This folder contains correspondence and other documents concerning Edison's life story, his response to erroneous newspaper reports about him, his opinions regarding a variety of subjects, and numerous other matters. Among the items for 1919 are letters from Edison to Memphis journalist Clyde Grissam regarding his work as a telegraph operator in that city during the 1860s and to Fort Worth attorney George F. Lipscomb regarding the phonomotor, an 1878 invention designed to turn sound vibrations into rotary motion. Also included is correspondence with former wartime experimenters Absalom M. Kennedy of Air Nitrates Corp., Samuel C. Shaffner (now living in Chicago), and Edwin Smith, Jr., of the American Expeditionary Forces. In addition, there are numerous letters regarding the plight of longtime Edison associate Francis Jehl, who found himself stranded in Budapest at the end of the war, including a lengthy description by Jehl of the life in postwar Hungary during the "Bolshevik Terror." A letter to Maj. George Herbert Scott of the Royal Air Force congratulates the British aviator upon the completion of the first East-West transatlantic flight.
Other correspondents include Paul G. Agnew of the U.S. Bureau of Standards; stereograph salesman F. M. Carpenter of Underwood & Underwood; cigar maker Jose Perez del Castillo; anti-vivisectionist Lulu MacClure Clarke (whom Edison dismissed as a "crank"); State University of New York President John H. Finley; Dr. Simon Flexner of the Rockefeller Institute for Medical Research; physicist Percy Hodge of the Stevens Institute of Technology; New York Edison Co. executive John W. Lieb; William F. Little of the Electrical Testing Laboratories; De Long Rice, superintendent of Shiloh National Military Park; Cleveland businessman William Ganson Rose; and Edith C. Strauss of the U.S. Justice Dept.

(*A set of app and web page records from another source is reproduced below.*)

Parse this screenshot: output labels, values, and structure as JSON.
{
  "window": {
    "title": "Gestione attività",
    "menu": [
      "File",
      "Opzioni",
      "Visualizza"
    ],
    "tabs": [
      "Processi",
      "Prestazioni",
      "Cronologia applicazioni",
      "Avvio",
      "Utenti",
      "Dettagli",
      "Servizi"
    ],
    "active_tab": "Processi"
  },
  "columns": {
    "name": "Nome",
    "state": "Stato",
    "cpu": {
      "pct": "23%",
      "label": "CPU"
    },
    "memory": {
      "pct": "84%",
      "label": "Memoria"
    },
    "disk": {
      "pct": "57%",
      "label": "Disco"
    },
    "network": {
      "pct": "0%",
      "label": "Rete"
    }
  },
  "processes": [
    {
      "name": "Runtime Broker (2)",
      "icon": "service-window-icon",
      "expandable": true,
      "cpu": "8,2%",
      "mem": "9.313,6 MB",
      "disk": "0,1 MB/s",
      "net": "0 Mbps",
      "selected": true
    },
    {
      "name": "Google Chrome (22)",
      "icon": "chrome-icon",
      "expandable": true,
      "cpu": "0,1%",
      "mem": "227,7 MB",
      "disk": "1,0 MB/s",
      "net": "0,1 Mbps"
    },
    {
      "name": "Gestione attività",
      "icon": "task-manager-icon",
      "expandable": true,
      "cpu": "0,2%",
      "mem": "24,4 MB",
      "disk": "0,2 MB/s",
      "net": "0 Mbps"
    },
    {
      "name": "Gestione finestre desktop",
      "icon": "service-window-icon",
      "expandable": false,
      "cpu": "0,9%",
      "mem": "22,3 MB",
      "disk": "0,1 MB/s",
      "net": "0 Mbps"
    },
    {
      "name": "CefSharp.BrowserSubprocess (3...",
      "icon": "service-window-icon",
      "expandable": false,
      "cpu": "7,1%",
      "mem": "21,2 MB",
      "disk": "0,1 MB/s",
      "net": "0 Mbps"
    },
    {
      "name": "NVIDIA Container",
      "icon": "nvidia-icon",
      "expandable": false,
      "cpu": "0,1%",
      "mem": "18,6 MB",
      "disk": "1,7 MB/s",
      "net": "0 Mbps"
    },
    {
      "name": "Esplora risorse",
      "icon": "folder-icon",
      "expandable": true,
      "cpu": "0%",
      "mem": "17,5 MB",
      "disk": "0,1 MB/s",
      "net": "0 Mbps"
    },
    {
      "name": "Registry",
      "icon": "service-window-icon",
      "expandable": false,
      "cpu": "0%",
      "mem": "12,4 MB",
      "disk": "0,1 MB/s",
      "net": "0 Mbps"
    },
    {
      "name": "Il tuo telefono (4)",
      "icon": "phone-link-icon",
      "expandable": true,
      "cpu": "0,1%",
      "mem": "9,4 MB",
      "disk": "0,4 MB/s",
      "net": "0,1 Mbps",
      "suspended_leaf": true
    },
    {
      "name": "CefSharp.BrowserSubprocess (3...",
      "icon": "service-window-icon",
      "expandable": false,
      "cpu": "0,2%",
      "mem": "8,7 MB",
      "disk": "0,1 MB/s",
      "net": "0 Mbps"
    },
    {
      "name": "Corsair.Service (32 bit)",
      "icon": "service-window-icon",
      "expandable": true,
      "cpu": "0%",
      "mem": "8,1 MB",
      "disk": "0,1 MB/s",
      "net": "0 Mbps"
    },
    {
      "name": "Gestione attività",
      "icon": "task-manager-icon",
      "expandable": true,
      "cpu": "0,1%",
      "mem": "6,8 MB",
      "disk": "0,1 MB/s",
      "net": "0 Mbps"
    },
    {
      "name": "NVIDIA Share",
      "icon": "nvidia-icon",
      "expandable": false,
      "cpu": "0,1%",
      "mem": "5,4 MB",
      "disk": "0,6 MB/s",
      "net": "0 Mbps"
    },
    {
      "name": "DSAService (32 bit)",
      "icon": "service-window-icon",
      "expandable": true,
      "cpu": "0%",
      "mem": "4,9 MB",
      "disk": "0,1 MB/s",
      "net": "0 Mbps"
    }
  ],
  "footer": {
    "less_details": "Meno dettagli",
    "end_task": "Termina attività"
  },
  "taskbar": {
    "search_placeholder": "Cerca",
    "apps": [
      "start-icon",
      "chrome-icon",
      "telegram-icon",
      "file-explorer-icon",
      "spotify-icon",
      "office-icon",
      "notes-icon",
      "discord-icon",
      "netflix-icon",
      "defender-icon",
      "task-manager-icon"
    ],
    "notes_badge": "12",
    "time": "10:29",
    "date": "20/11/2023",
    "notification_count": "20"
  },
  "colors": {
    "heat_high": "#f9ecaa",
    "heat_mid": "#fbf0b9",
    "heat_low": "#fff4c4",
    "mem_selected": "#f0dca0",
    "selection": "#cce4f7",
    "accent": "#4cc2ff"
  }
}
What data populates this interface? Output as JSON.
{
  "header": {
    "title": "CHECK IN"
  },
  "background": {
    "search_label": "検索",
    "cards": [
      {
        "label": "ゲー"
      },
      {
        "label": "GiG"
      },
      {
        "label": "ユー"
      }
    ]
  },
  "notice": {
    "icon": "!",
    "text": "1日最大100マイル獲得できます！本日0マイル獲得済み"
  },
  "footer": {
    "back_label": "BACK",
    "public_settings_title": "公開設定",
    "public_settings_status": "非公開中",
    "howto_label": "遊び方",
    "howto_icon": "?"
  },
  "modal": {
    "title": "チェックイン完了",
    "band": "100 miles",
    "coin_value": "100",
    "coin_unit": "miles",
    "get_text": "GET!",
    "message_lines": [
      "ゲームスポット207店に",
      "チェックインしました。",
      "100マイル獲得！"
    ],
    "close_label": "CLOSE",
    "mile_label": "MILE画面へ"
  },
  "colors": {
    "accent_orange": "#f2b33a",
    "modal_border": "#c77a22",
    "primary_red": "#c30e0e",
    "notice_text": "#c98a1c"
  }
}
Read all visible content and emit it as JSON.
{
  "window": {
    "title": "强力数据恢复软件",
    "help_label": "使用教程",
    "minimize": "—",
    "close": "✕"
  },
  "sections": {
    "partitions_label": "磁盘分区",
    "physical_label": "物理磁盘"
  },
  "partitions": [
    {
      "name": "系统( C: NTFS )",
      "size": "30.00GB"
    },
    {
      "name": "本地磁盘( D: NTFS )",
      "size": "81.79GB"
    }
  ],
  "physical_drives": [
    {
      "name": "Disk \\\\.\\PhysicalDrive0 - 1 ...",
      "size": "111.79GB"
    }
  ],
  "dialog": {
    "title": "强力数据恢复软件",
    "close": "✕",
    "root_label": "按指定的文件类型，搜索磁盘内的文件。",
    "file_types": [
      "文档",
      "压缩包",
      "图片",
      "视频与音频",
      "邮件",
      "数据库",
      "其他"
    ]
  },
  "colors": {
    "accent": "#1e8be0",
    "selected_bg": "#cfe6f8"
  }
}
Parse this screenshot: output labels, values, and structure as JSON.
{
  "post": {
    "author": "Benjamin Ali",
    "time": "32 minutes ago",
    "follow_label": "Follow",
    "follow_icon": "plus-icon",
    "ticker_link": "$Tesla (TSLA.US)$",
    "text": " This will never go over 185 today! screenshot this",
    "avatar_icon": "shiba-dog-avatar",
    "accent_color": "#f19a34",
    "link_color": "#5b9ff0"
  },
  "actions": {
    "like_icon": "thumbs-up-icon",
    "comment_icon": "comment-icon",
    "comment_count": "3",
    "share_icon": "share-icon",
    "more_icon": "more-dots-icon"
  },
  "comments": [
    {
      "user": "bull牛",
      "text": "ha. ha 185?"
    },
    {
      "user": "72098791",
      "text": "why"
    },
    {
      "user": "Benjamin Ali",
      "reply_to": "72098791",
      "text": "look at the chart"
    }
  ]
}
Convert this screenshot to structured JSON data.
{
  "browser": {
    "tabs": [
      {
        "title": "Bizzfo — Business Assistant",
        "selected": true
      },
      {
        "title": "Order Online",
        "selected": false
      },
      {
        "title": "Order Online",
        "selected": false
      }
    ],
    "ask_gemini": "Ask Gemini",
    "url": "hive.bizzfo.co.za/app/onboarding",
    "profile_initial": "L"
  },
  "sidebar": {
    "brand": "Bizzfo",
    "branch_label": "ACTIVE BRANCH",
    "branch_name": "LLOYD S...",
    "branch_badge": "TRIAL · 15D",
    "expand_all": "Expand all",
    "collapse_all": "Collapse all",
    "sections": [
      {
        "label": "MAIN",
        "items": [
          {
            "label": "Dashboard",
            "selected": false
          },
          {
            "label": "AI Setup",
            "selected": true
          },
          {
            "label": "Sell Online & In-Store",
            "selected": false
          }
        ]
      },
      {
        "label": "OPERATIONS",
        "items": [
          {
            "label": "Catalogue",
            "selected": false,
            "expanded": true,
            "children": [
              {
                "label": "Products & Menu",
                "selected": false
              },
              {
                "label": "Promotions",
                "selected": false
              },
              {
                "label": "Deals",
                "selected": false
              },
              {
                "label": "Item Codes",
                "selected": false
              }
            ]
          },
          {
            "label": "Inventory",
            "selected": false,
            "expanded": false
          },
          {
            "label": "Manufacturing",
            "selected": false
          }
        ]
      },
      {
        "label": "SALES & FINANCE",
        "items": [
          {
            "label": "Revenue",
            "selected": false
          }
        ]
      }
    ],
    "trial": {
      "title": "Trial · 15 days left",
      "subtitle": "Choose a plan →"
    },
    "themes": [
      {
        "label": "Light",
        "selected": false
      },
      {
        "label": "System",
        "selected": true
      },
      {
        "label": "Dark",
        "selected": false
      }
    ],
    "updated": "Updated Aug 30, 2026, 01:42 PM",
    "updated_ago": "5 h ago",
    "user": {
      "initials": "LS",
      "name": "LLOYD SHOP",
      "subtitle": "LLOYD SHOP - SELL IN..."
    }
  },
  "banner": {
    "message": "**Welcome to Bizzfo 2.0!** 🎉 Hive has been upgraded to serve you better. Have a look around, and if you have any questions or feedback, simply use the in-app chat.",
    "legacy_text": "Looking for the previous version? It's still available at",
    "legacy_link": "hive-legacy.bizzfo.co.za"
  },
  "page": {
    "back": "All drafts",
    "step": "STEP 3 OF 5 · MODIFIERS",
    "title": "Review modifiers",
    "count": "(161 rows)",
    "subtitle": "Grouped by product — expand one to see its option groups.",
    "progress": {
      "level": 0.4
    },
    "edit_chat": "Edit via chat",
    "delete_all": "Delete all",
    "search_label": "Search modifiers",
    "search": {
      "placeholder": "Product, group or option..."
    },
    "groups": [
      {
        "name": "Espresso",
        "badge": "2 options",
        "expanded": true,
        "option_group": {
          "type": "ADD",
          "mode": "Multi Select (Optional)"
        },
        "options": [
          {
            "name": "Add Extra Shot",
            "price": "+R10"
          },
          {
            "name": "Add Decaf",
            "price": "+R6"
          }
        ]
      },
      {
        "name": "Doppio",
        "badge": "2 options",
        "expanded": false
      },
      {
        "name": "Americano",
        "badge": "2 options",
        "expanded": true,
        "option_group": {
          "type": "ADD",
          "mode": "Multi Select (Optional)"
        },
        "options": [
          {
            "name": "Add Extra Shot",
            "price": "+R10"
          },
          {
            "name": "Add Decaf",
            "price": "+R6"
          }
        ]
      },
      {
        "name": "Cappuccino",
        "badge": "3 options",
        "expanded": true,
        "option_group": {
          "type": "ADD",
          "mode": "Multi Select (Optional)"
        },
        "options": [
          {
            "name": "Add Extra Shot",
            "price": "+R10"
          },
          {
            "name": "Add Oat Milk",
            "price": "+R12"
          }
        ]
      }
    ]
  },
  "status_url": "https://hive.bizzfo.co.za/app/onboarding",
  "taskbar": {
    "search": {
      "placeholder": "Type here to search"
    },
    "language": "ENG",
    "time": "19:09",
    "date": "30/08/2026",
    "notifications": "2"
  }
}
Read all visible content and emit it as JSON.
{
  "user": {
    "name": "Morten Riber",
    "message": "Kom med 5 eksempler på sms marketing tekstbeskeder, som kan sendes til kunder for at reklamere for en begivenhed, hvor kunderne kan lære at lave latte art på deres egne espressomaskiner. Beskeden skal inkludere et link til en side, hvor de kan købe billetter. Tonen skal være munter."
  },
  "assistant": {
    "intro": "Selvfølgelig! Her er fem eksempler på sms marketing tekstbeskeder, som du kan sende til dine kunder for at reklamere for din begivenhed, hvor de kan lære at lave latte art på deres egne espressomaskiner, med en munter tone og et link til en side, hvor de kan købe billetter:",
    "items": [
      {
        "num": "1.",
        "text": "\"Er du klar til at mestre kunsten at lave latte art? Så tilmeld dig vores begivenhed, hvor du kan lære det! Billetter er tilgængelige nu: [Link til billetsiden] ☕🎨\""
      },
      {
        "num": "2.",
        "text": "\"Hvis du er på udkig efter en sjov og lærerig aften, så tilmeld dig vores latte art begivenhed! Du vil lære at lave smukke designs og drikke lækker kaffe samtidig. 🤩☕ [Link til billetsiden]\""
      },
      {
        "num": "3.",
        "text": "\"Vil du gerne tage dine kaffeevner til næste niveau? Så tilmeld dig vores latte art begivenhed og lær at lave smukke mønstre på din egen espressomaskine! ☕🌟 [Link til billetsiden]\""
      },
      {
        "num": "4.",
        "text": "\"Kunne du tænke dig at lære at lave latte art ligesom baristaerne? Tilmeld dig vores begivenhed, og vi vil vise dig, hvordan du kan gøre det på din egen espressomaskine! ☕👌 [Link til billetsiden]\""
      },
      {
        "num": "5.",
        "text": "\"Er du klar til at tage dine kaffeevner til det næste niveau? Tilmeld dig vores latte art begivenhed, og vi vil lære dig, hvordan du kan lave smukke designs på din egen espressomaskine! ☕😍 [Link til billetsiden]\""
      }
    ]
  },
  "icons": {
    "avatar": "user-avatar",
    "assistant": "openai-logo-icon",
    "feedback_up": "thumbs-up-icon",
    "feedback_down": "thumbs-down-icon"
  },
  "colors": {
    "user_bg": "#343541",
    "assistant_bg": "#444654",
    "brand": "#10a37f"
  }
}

Less than 20 percent of the documents have been selected. The unselected items include unsolicited letters from the general public marked no answer or bearing routine marginalia by Edison indicating that he did not know the author or had no comment to make on the subject. Also unselected are letters not pertaining to Edison; requests and offers receiving routine replies; printed booklets and reports sent to Edison; and "squirrel" letters disregarded by Edison's secretaries because the writer was believed to be suffering from delusions. Courtesy of Thomas Edison National Historical Park.